Blog | Friday, July 28, 2017

Obtaining the HPI, a #meded opportunity

Recently our team was on call, and we had two early admissions. Fortunately for the team, we had a small census going into call and our patients were relatively stable. So instead for spending extra time rounding and teaching, we decided to see the two new patients as a group. We had each intern take the HPI and as they finished I supplemented their questions. Afterwards I gave them some tips on how to get a better history—immediate feedback.

Then after lunch we had one more admission. A student presented the story, and then I took the intern and two students to see the patient. This time I took the HPI as if I did not know the story.

Talking with the learners afterwards they all thought that both exercises were extremely valuable.

Obtaining the HPI is an important skill that too often I (and many other clinicians) take for granted. We need to witness our learners taking a history and then give them very specific critiques. But we also should role model excellent technique ourselves. One student said that seeing me take the history was very helpful, because he had never seen someone with my experience sit down and carefully take the history.

We should not assume that all learners understand how to get their best history. Since the HPI is so important, we need to help our learners present succinct complete histories. But we also should teach them how to take the history. This includes body language, reading the patient, and stressing details.

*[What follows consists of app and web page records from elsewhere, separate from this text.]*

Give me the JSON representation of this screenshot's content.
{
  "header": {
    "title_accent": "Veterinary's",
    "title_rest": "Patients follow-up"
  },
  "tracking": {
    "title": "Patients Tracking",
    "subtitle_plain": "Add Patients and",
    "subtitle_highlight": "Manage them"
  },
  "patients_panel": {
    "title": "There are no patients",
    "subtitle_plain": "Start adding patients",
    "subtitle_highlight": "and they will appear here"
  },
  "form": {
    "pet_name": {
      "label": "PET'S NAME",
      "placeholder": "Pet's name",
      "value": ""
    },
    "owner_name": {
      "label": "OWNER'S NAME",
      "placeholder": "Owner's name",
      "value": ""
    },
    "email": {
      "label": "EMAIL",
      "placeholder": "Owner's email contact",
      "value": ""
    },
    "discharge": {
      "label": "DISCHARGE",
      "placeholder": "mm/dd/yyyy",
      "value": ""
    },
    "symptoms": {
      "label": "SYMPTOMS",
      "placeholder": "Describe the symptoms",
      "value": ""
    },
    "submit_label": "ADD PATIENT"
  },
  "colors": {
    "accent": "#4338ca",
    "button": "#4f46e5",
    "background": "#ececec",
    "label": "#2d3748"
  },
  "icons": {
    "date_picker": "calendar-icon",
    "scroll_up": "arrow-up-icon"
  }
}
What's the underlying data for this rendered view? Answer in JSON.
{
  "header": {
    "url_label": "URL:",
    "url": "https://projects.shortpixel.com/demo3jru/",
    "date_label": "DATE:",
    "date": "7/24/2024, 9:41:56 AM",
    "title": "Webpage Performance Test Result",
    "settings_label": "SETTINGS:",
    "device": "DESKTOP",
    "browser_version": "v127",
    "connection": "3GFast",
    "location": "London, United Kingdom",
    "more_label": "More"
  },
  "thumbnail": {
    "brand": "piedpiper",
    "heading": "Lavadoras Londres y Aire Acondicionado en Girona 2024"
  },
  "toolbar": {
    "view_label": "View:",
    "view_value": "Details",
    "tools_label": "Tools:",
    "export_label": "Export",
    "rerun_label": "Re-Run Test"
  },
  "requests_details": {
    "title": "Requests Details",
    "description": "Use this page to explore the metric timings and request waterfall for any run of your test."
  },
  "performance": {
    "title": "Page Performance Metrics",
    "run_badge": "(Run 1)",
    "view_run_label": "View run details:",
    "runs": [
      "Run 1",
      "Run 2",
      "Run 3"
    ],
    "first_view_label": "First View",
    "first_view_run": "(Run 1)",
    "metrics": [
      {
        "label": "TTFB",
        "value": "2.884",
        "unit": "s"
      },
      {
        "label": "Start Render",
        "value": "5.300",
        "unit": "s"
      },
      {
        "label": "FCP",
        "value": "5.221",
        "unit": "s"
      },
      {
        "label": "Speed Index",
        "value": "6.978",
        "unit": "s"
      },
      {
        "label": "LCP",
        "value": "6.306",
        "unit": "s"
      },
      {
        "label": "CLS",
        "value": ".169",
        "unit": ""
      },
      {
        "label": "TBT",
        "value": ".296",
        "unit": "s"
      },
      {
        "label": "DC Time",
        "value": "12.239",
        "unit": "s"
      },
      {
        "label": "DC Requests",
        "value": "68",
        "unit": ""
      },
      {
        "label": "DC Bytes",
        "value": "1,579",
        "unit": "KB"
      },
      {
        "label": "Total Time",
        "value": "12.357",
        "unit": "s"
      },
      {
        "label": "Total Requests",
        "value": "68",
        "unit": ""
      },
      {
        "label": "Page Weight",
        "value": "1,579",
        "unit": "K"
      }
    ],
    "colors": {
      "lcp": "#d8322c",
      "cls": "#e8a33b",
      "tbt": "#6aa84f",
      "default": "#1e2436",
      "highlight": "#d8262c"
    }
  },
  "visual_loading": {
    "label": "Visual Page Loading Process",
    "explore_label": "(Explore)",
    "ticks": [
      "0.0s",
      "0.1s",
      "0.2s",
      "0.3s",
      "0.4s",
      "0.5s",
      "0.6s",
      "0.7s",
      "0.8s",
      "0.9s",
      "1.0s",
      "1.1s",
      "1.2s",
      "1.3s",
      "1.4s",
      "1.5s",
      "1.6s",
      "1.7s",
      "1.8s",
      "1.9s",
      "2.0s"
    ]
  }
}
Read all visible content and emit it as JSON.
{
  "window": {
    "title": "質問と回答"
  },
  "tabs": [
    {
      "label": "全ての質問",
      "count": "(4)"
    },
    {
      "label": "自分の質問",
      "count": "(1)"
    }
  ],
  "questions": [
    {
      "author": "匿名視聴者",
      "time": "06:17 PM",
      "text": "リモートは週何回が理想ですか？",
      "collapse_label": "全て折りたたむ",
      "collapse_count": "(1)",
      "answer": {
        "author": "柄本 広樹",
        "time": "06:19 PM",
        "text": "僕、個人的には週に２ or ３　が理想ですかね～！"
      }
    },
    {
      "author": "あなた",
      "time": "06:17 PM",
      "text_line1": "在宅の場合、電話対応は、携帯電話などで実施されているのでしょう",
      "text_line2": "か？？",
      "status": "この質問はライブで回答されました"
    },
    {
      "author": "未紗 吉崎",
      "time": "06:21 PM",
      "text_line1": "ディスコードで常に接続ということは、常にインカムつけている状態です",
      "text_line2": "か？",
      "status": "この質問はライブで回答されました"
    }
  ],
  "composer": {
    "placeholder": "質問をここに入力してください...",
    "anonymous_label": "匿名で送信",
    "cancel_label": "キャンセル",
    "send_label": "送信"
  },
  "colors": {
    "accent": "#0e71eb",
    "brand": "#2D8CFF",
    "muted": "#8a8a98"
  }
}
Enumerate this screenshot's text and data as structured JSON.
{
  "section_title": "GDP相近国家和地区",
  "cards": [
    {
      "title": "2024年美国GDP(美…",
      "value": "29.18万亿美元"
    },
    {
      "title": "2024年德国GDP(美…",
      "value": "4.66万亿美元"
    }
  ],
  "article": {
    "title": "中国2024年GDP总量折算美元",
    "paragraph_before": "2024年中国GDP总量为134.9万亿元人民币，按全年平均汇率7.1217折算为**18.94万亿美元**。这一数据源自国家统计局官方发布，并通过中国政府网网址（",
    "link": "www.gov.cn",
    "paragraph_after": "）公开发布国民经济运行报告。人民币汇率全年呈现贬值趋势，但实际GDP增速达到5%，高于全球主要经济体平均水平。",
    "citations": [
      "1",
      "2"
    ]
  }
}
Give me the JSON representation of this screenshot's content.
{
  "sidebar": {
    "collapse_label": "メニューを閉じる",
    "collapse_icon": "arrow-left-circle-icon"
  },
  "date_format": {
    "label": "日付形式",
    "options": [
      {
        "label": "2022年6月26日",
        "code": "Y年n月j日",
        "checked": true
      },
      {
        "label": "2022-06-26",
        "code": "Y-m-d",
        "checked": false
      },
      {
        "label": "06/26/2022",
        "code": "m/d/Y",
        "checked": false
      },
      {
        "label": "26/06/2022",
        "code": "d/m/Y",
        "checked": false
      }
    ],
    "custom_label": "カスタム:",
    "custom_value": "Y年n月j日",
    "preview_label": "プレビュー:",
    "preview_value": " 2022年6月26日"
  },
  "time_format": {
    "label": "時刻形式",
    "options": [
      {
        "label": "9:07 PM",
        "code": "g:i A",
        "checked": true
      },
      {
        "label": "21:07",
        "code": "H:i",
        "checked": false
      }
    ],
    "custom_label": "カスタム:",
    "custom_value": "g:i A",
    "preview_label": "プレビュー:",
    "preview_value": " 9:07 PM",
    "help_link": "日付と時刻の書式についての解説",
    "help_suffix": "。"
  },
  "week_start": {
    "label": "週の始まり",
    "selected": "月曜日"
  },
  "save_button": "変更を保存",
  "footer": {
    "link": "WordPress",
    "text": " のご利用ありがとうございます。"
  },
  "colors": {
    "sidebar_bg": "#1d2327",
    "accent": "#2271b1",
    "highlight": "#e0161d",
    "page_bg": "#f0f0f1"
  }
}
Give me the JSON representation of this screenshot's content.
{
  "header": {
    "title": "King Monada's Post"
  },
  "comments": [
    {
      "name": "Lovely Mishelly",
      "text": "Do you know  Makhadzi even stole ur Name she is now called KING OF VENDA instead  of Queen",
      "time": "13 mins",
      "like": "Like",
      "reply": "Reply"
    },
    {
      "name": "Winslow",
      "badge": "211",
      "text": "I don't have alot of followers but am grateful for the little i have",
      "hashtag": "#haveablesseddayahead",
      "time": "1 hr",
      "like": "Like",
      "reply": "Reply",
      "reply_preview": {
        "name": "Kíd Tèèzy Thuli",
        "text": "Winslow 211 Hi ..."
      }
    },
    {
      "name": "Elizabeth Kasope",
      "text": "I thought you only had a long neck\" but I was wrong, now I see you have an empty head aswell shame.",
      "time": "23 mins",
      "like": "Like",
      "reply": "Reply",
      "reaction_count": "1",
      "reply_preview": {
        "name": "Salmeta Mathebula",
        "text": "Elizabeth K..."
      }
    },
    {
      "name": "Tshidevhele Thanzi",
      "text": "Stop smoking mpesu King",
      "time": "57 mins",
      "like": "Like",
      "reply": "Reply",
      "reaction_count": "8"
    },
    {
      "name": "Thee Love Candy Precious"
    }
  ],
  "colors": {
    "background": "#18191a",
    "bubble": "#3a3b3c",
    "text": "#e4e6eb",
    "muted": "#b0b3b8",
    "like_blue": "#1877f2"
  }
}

We should understand that patients sometimes have different understanding of the words they use than what we hear.

I should do this more often.

db is the nickname for Robert M. Centor, MD, FACP. db stands both for Dr. Bob and da boss. He is an academic general internist at the University of Alabama School of Medicine, and is the Regional Associate Dean for the Huntsville Regional Medical Campus of UASOM. He still makes inpatient rounds over 100 days each year. This post originally appeared at his blog, db's Medical Rants.